The renovations were made possible by the Bente Kahan Foundation, which also responsible for renovating the well-known synagogue about a decade ago. Other funding partners were the German-Poland Foundation for Cultural Heritage, the European Union’s foundation and the Wroclaw municipality – all of which support cultural projects that are not for religious purposes. However, the Bente Kahan Foundation which led the project did its best to connect both worlds. “Fortunately, those who were responsible for the renovations did not only insist on a museum, but on a kosher mikva as well,” Rabbi Basok adds. “We are thrilled, of course, and greatly appreciate the foundation’s decision that the mikva not only undergo preservation but also be turned into a fully operational, kosher facility that could cater to the needs of the women of the community.”

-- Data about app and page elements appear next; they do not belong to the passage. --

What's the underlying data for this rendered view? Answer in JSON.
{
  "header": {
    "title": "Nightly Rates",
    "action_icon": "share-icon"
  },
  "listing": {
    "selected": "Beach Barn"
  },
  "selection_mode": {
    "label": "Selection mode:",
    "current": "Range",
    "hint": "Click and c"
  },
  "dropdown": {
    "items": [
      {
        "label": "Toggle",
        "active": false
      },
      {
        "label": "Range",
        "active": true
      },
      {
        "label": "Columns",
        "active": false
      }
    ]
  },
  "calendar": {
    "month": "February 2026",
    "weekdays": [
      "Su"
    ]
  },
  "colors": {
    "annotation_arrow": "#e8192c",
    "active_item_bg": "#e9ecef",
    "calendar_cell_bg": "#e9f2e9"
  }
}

The White Stork synagogue in Wroclaw was built almost 200 years ago and became the central synagogue of the city of Breslau, one of the most important cities in Germany. In the beginning of the twentieth century the community grew significantly and comprised 25,000 Jews, which led to massive construction. Within a decade the community built a hospital, a school, an orphanage and a senior citizens’ home, and even renovated the synagogue and built an additional entrance to the women’s gallery. A magnificent mikva was built in close proximity to the synagogue, and boasts four separate preparation rooms with private baths, two spacious ritual baths for the traditional immersion as well as an attached sauna for the use of the women. On Kristallnacht the city’s new synagogue was burned down and dozens of the city’s Jews were taken to Theresienstadt. During the Holocaust about half of the Jews in the city were deported from the synagogue square to extermination camps in Poland and the community ceased to exist.
After the Holocaust the district became a part of Poland, where a pro-Communist regime had come to power in the meantime, and the city of Wroclaw turned into a prominent Jewish center. The mikva and the synagogue were active until 1968, in which year most of the Jewish residents left Poland, until the community finally disintegrated.

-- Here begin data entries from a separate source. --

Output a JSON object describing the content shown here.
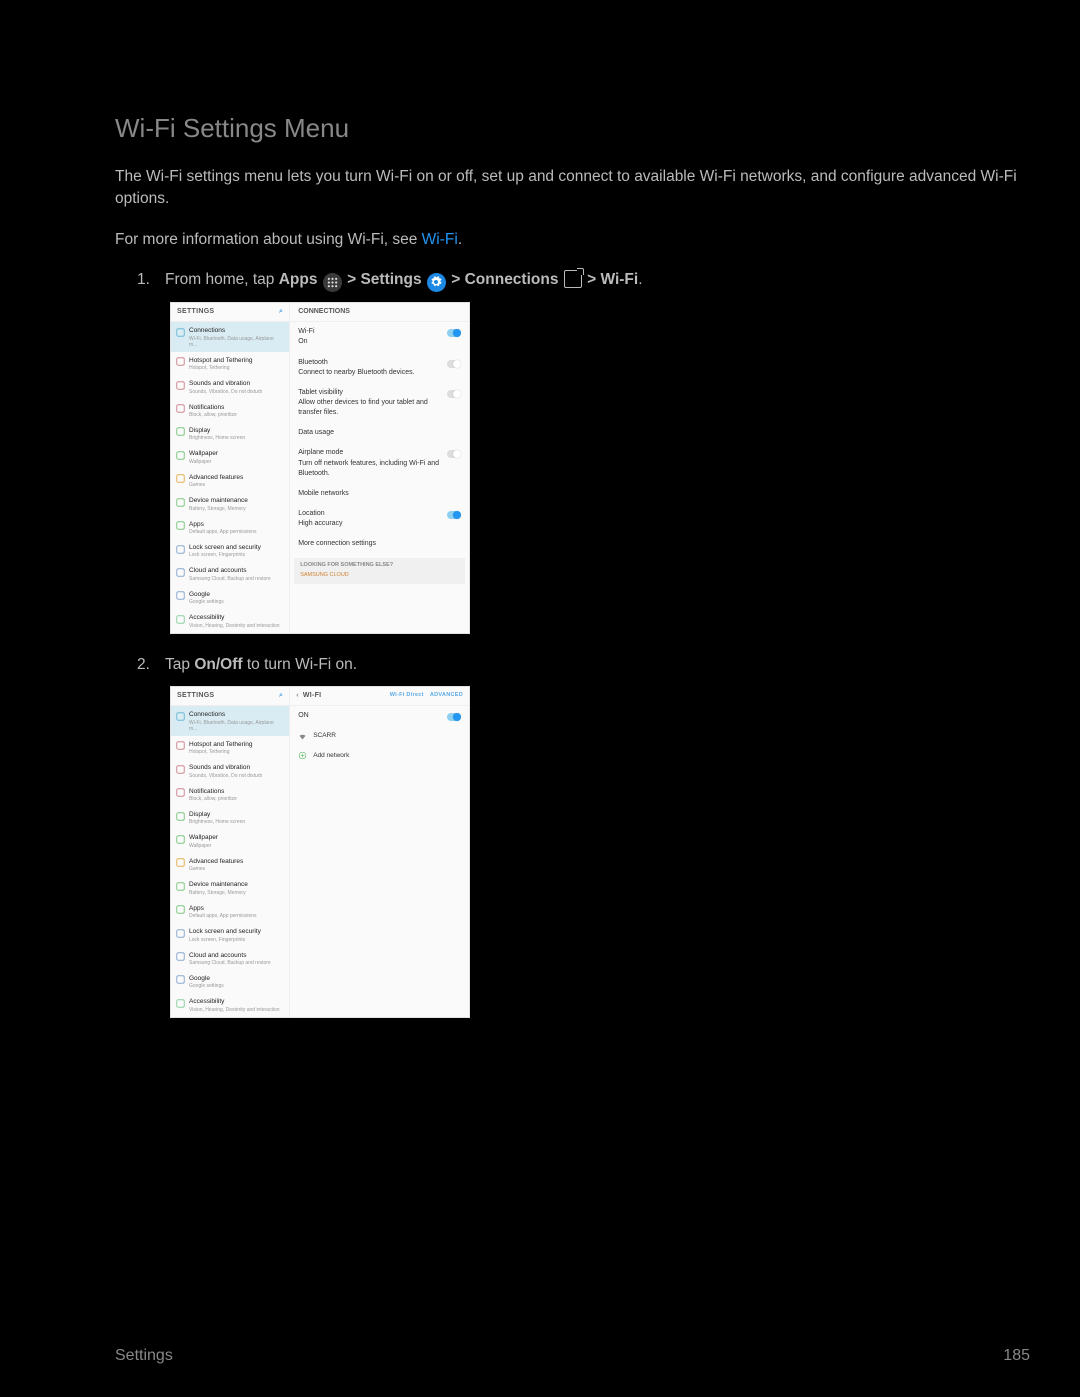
{
  "title": "Wi-Fi Settings Menu",
  "intro": "The Wi-Fi settings menu lets you turn Wi-Fi on or off, set up and connect to available Wi-Fi networks, and configure advanced Wi-Fi options.",
  "moreinfo_pre": "For more information about using Wi-Fi, see ",
  "moreinfo_link": "Wi-Fi",
  "step1": {
    "pre": "From home, tap ",
    "apps": "Apps",
    "gt1": " > ",
    "settings": "Settings",
    "gt2": " > ",
    "connections": "Connections",
    "gt3": " > ",
    "wifi": "Wi-Fi",
    "dot": "."
  },
  "step2_pre": "Tap ",
  "step2_b": "On/Off",
  "step2_post": " to turn Wi-Fi on.",
  "sidebar_hdr": "SETTINGS",
  "sidebar": [
    {
      "t": "Connections",
      "s": "Wi-Fi, Bluetooth, Data usage, Airplane m...",
      "c": "#6fb8d6"
    },
    {
      "t": "Hotspot and Tethering",
      "s": "Hotspot, Tethering",
      "c": "#d08890"
    },
    {
      "t": "Sounds and vibration",
      "s": "Sounds, Vibration, Do not disturb",
      "c": "#d08890"
    },
    {
      "t": "Notifications",
      "s": "Block, allow, prioritize",
      "c": "#d08890"
    },
    {
      "t": "Display",
      "s": "Brightness, Home screen",
      "c": "#7ec77e"
    },
    {
      "t": "Wallpaper",
      "s": "Wallpaper",
      "c": "#7ec77e"
    },
    {
      "t": "Advanced features",
      "s": "Games",
      "c": "#e6b050"
    },
    {
      "t": "Device maintenance",
      "s": "Battery, Storage, Memory",
      "c": "#7ec77e"
    },
    {
      "t": "Apps",
      "s": "Default apps, App permissions",
      "c": "#7ec77e"
    },
    {
      "t": "Lock screen and security",
      "s": "Lock screen, Fingerprints",
      "c": "#8aa8d0"
    },
    {
      "t": "Cloud and accounts",
      "s": "Samsung Cloud, Backup and restore",
      "c": "#8aa8d0"
    },
    {
      "t": "Google",
      "s": "Google settings",
      "c": "#8aa8d0"
    },
    {
      "t": "Accessibility",
      "s": "Vision, Hearing, Dexterity and interaction",
      "c": "#8dd0a0"
    }
  ],
  "right1_hdr": "CONNECTIONS",
  "right1": [
    {
      "t": "Wi-Fi",
      "s": "On",
      "son": true,
      "tg": "on"
    },
    {
      "t": "Bluetooth",
      "s": "Connect to nearby Bluetooth devices.",
      "tg": "off"
    },
    {
      "t": "Tablet visibility",
      "s": "Allow other devices to find your tablet and transfer files.",
      "tg": "off"
    },
    {
      "t": "Data usage",
      "s": ""
    },
    {
      "t": "Airplane mode",
      "s": "Turn off network features, including Wi-Fi and Bluetooth.",
      "tg": "off"
    },
    {
      "t": "Mobile networks",
      "s": ""
    },
    {
      "t": "Location",
      "s": "High accuracy",
      "shi": true,
      "tg": "on"
    },
    {
      "t": "More connection settings",
      "s": ""
    }
  ],
  "lookbox_h": "LOOKING FOR SOMETHING ELSE?",
  "lookbox_l": "SAMSUNG CLOUD",
  "right2_hdr": "WI-FI",
  "right2_adv1": "Wi-Fi Direct",
  "right2_adv2": "ADVANCED",
  "right2_on": "ON",
  "net1": "SCARR",
  "net2": "Add network",
  "footer_l": "Settings",
  "footer_r": "185"
}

When Communist rule came to an end in the 1990s, the Jewish community started rebuilding itself. The Wroclaw synagogue was renovated in 2006 and in 2009 reopened as a center for Jewish culture and education. The synagogue also contains a smaller shul or shtiebel which is active all year round, while the larger praying hall is used for cultural events that are open to the general public. When the community convenes to celebrate the High Holy Days, the larger prayer hall is opened for prayer in order to cater to the hundreds of worshipers.

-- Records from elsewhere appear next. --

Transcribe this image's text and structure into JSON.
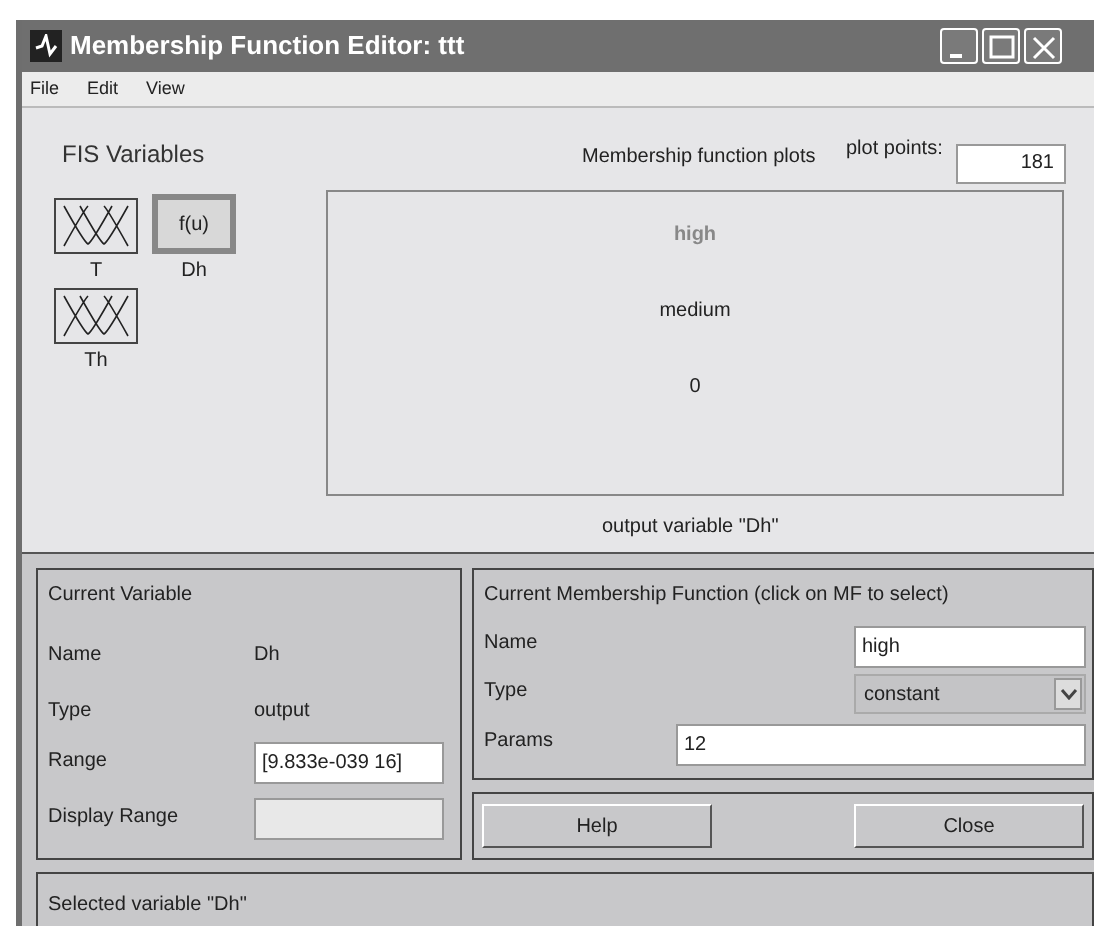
{
  "window": {
    "title": "Membership Function Editor: ttt"
  },
  "menu": [
    "File",
    "Edit",
    "View"
  ],
  "fis_variables": {
    "title": "FIS Variables",
    "items": [
      {
        "label": "T",
        "kind": "mf",
        "selected": false
      },
      {
        "label": "Dh",
        "kind": "func",
        "icon_text": "f(u)",
        "selected": true
      },
      {
        "label": "Th",
        "kind": "mf",
        "selected": false
      }
    ]
  },
  "plot": {
    "title": "Membership function plots",
    "plot_points_label": "plot points:",
    "plot_points": "181",
    "caption": "output variable \"Dh\"",
    "mfs": [
      {
        "label": "high",
        "selected": true
      },
      {
        "label": "medium",
        "selected": false
      },
      {
        "label": "0",
        "selected": false
      }
    ]
  },
  "current_variable": {
    "title": "Current Variable",
    "rows": [
      {
        "label": "Name",
        "kind": "text",
        "value": "Dh"
      },
      {
        "label": "Type",
        "kind": "text",
        "value": "output"
      },
      {
        "label": "Range",
        "kind": "field",
        "value": "[9.833e-039 16]",
        "disabled": false
      },
      {
        "label": "Display Range",
        "kind": "field",
        "disabled": true
      }
    ]
  },
  "current_mf": {
    "title": "Current Membership Function (click on MF to select)",
    "name_label": "Name",
    "name": "high",
    "type_label": "Type",
    "type": "constant",
    "params_label": "Params",
    "params": "12"
  },
  "buttons": [
    "Help",
    "Close"
  ],
  "status": "Selected variable \"Dh\""
}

“I do not want to build a museum commemorating what was; rather, the objective is to show active Jewish life as it goes on today,” explains the chair of the foundation responsible for the renovations, Mrs. Bente Kahan. “This is the logic behind all of our projects: to support a developing community and display a live and kicking Judaism instead of a past that exists no more.”